Best Time to Visit Ireland

By Richard Corrigan; Updated June 08, 2017

From Dublin to Donegal: Discover the Emerald Isle's most delightful days (and nights)

Best Time to Visit Ireland

Sunny one minute and rainy the next, a visit to Ireland is a gamble in any season, but it tends to be one that pays off. Put the odds in your favor by planning your visit at just the right time. With a little luck, you'll be able to enjoy Ireland's historic pubs, wide-open countrysides and legendary hospitality without spending your time hiding from the rain.

Planning around the seasons

The Atlantic Ocean plays a pretty big role in shaping the seasons in Ireland. Generally speaking, the ocean currents have the effect of balancing the seasons, keeping any from being too extreme. Summers are warm, but seldom hot. Winters chilly, but seldom freezing. Spring brings an abundance of blooming wildflowers, and autumn's crisp air transforms the leaves into a rainbow of reds, oranges and yellows.

Whenever you decide to visit, bring clothing for a variety of conditions just in case. And keep in mind that each season brings an assortment of events and festivals worth attending, from Dublin's St. Patrick's Day Festival in March to the Kilkenny Arts Festival in August.

Dealing with the weather

If you're the type who likes to talk about the weather, Ireland is the place for you. Stop in any pub at any time of day, and you're likely to find a hearty discussion on the subject already in progress.

Snow is rare in most parts of Ireland, but rain can pop up with little warning at any time of year. It might clear in a few minutes, or it could drag on for days, though the latter is less common if you visit during the warmer months. May through September generally offer the most comfortable weather in Ireland.

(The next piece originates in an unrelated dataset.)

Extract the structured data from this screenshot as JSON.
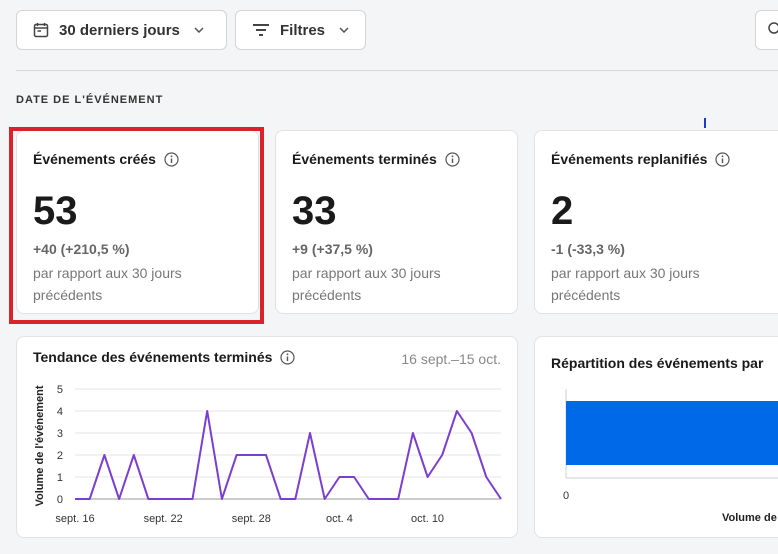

The downside, of course, is that warm weather brings the tourists.

Beating the crowds

July and August represent the height of the tourist season in Ireland, from the streets of Dublin to the warm seaside counties of Southern Ireland. If you don't mind the crowds, then your decision is an easy one – visit in summer. In addition to long daylight hours and temperatures in the 70s, you'll find that more attractions are open for business than at any other time of year. Hotels fill up the fastest, and tend to charge the highest rates in summer, so book your trip in advance if you can.

If crowds aren't your thing, your best bets are spring and fall. Planning your visit to Ireland in May or September allows you to take advantage of comfortable weather, reasonable vacation prices and fairly small crowds. Winter is another option, but it tends to be a bit dreary, and you'll find that most of the businesses that cater to tourists will be closed, especially in rural areas. But places that do stay open will most likely offer their cheapest prices of the year.

About the Author

Richard Corrigan